=== PROMPT ===
The answer should consist of each line from the data below that includes "html".
[[ PROVIDED MATERIAL open ]]
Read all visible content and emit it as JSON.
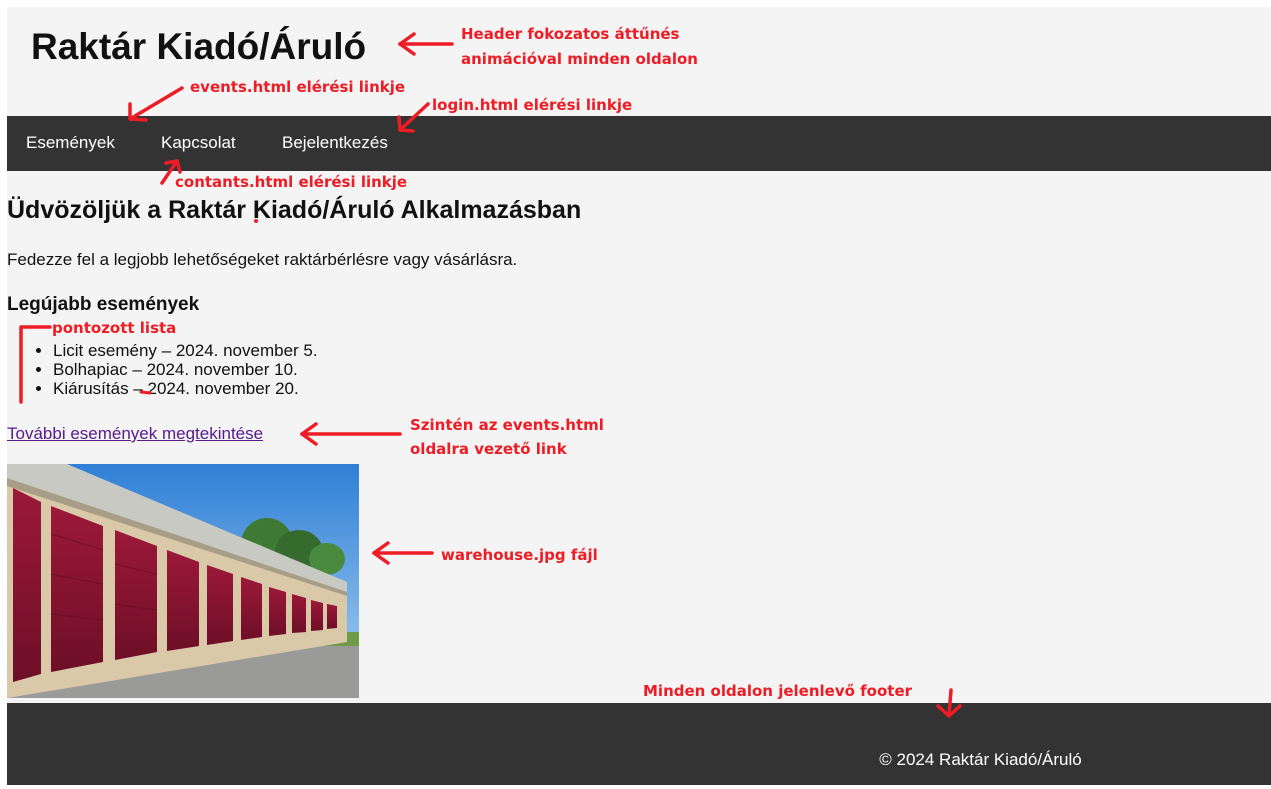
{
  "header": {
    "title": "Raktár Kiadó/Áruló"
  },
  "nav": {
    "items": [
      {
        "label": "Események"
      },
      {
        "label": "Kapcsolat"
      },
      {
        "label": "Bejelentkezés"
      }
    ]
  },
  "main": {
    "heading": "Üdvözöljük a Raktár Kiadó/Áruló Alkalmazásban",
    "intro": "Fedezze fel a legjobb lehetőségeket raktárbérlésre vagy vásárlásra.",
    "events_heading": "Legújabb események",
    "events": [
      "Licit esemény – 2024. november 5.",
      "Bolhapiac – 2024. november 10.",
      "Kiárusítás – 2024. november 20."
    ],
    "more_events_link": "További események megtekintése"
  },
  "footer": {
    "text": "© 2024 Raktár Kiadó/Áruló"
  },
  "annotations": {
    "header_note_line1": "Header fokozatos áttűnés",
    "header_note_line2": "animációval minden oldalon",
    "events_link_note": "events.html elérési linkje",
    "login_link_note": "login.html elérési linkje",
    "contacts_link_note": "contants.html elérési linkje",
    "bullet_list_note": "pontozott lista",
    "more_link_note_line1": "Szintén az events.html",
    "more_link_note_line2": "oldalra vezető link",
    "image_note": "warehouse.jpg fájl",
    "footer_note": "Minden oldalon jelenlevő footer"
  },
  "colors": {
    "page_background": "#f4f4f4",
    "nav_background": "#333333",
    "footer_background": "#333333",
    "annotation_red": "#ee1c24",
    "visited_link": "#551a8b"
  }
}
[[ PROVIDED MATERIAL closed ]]
=== EXERCISE OUTPUT ===
    "events_link_note": "events.html elérési linkje",
    "login_link_note": "login.html elérési linkje",
    "contacts_link_note": "contants.html elérési linkje",
    "more_link_note_line1": "Szintén az events.html",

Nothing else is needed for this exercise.